* **Excerpted records**
BEGIN

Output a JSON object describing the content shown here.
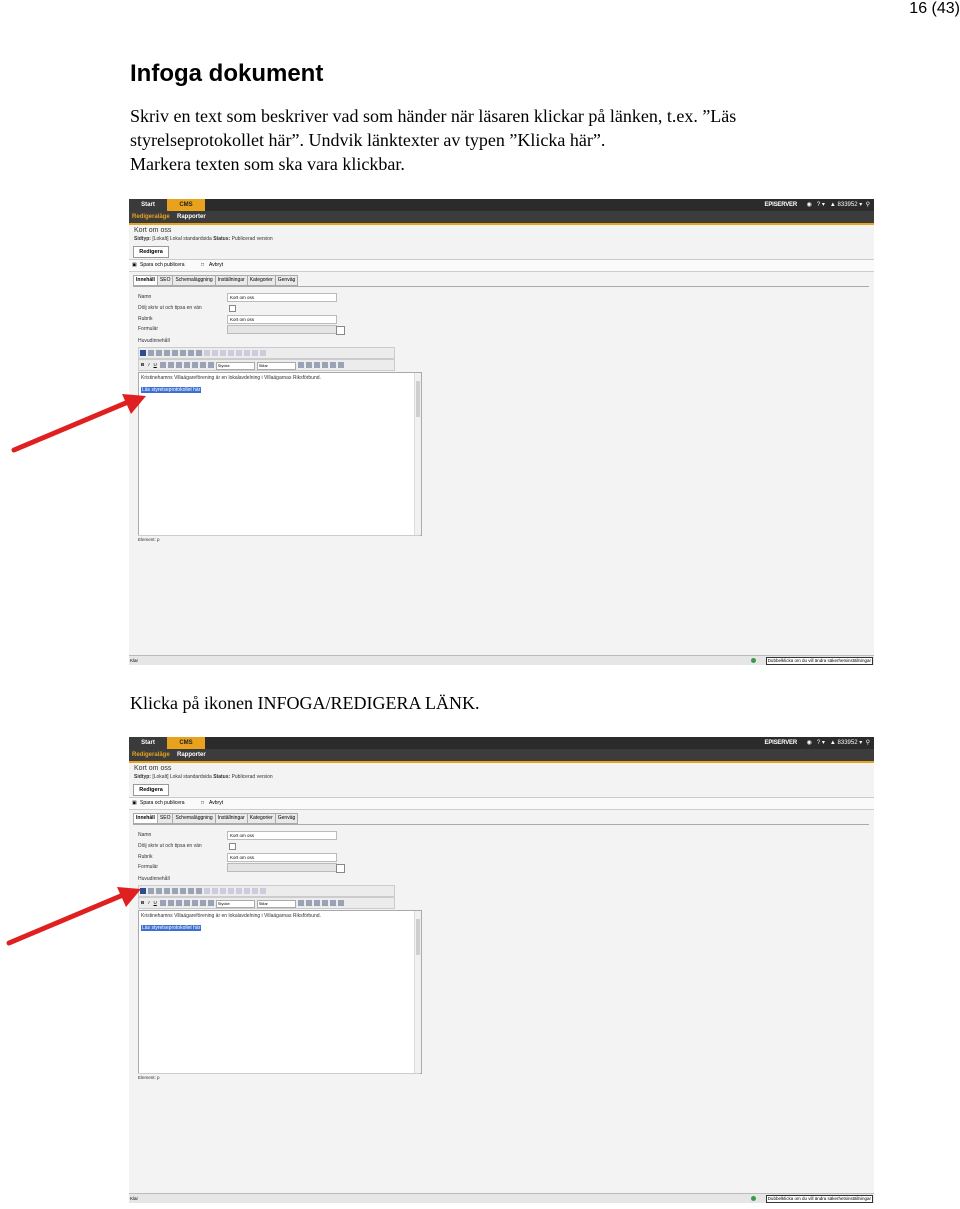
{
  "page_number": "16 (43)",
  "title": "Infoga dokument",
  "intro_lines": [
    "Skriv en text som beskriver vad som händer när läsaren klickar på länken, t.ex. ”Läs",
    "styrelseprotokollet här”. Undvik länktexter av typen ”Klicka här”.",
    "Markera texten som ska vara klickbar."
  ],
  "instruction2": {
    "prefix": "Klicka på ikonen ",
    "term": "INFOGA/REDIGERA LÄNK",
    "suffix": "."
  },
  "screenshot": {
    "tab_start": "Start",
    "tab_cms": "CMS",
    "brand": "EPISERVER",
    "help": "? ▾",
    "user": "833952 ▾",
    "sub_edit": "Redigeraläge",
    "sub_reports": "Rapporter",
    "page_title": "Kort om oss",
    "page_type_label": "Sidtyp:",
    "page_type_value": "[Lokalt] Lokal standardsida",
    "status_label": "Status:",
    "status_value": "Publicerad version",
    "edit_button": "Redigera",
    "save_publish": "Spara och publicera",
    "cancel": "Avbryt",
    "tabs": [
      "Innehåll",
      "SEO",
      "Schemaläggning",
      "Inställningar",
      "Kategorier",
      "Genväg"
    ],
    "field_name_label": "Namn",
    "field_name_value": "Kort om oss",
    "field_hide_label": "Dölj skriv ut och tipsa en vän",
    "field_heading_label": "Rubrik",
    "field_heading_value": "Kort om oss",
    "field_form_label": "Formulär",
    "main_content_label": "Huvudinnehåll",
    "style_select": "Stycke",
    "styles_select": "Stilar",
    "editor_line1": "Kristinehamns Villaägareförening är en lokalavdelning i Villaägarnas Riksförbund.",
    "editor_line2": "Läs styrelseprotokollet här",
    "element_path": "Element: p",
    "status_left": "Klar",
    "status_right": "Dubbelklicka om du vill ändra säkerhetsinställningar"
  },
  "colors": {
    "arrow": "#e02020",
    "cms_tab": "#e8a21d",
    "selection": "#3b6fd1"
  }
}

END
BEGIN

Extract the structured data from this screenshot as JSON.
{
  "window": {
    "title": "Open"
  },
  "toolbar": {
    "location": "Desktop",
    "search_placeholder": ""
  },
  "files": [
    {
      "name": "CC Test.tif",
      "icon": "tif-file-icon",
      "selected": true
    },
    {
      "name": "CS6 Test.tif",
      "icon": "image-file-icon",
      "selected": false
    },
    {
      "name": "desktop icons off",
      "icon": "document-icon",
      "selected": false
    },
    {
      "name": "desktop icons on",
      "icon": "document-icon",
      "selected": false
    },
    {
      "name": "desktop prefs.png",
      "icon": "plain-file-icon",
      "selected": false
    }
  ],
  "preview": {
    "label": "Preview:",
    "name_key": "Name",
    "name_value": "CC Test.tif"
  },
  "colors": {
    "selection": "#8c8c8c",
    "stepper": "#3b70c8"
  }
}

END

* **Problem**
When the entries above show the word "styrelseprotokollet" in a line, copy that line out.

* **Task answer**
    "styrelseprotokollet här”. Undvik länktexter av typen ”Klicka här”.",
    "editor_line2": "Läs styrelseprotokollet här",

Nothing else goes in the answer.